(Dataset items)
+ + + + + + +

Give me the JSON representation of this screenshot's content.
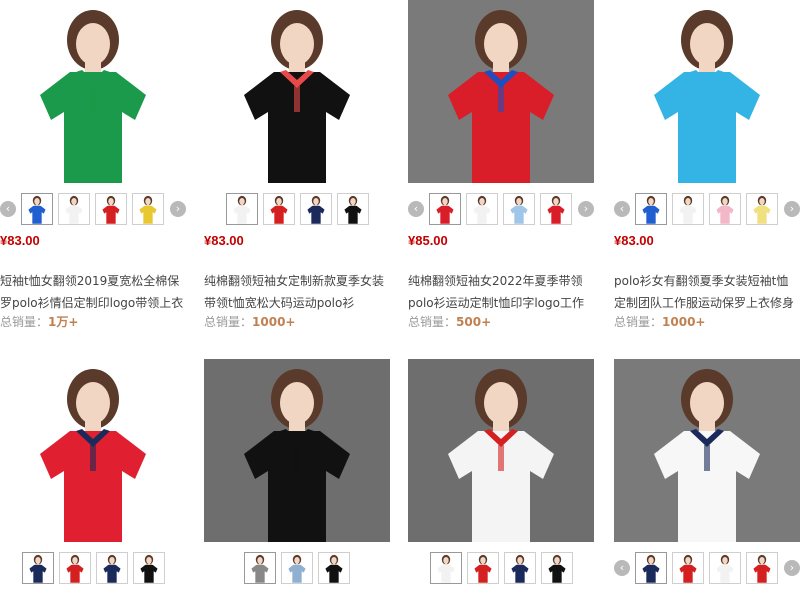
{
  "products": [
    {
      "price": "¥83.00",
      "title_lines": [
        "短袖t恤女翻领2019夏宽松全棉保",
        "罗polo衫情侣定制印logo带领上衣"
      ],
      "sales_label": "总销量：",
      "sales_value": "1万+",
      "shirt_color": "#1a9a4a",
      "collar_color": "#1a9a4a",
      "bg_color": "#ffffff",
      "thumbs": [
        "#1f5fd0",
        "#f2f2f2",
        "#d42020",
        "#e8c830"
      ],
      "has_arrows": true
    },
    {
      "price": "¥83.00",
      "title_lines": [
        "纯棉翻领短袖女定制新款夏季女装",
        "带领t恤宽松大码运动polo衫"
      ],
      "sales_label": "总销量：",
      "sales_value": "1000+",
      "shirt_color": "#111111",
      "collar_color": "#e84a4a",
      "bg_color": "#ffffff",
      "thumbs": [
        "#f2f2f2",
        "#d42020",
        "#1a2a5a",
        "#111111"
      ],
      "has_arrows": false
    },
    {
      "price": "¥85.00",
      "title_lines": [
        "纯棉翻领短袖女2022年夏季带领",
        "polo衫运动定制t恤印字logo工作"
      ],
      "sales_label": "总销量：",
      "sales_value": "500+",
      "shirt_color": "#d91e2a",
      "collar_color": "#1d4fc2",
      "bg_color": "#7a7a7a",
      "thumbs": [
        "#d91e2a",
        "#f2f2f2",
        "#9fc6e8",
        "#d91e2a"
      ],
      "has_arrows": true
    },
    {
      "price": "¥83.00",
      "title_lines": [
        "polo衫女有翻领夏季女装短袖t恤",
        "定制团队工作服运动保罗上衣修身"
      ],
      "sales_label": "总销量：",
      "sales_value": "1000+",
      "shirt_color": "#34b4e4",
      "collar_color": "#34b4e4",
      "bg_color": "#ffffff",
      "thumbs": [
        "#1f5fd0",
        "#f2f2f2",
        "#f2b8c8",
        "#f0e080"
      ],
      "has_arrows": true
    },
    {
      "shirt_color": "#e02030",
      "collar_color": "#1a2a5a",
      "bg_color": "#ffffff",
      "thumbs": [
        "#1a2a5a",
        "#d42020",
        "#1a2a5a",
        "#111111"
      ],
      "has_arrows": false
    },
    {
      "shirt_color": "#111111",
      "collar_color": "#111111",
      "bg_color": "#6e6e6e",
      "thumbs": [
        "#888888",
        "#8fb0d0",
        "#111111"
      ],
      "has_arrows": false
    },
    {
      "shirt_color": "#f4f4f4",
      "collar_color": "#d42020",
      "bg_color": "#6e6e6e",
      "thumbs": [
        "#f2f2f2",
        "#d42020",
        "#1a2a5a",
        "#111111"
      ],
      "has_arrows": false
    },
    {
      "shirt_color": "#f7f7f7",
      "collar_color": "#1a2a5a",
      "bg_color": "#7a7a7a",
      "thumbs": [
        "#1a2a5a",
        "#d42020",
        "#f2f2f2",
        "#d42020"
      ],
      "has_arrows": true
    }
  ],
  "icons": {
    "prev": "chevron-left-icon",
    "next": "chevron-right-icon"
  },
  "arrow_glyphs": {
    "prev": "‹",
    "next": "›"
  }
}
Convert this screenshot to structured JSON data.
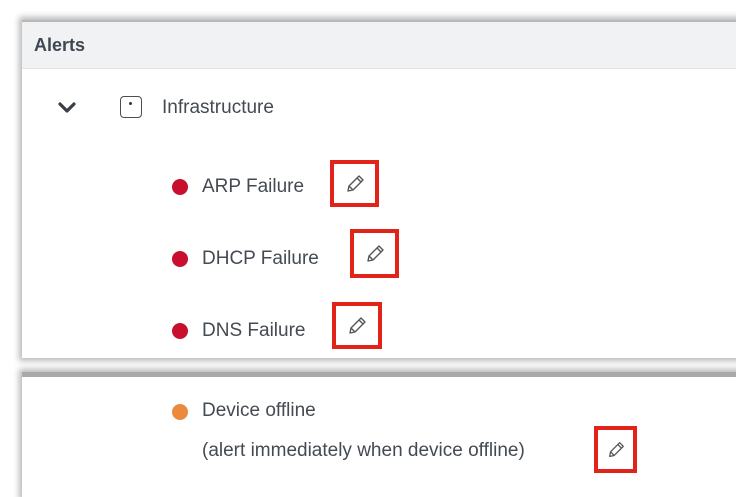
{
  "alerts_panel": {
    "title": "Alerts",
    "group": {
      "label": "Infrastructure",
      "expanded": true,
      "items": [
        {
          "label": "ARP Failure",
          "severity": "critical",
          "color": "#c8102e",
          "icon": "pencil-icon"
        },
        {
          "label": "DHCP Failure",
          "severity": "critical",
          "color": "#c8102e",
          "icon": "pencil-icon"
        },
        {
          "label": "DNS Failure",
          "severity": "critical",
          "color": "#c8102e",
          "icon": "pencil-icon"
        }
      ]
    }
  },
  "device_offline": {
    "label": "Device offline",
    "detail": "(alert immediately when device offline)",
    "color": "#eb8a3c",
    "icon": "pencil-icon"
  },
  "highlight_color": "#e2231a"
}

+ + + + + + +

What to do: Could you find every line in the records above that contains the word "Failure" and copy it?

Solution:
          "label": "ARP Failure",
          "label": "DHCP Failure",
          "label": "DNS Failure",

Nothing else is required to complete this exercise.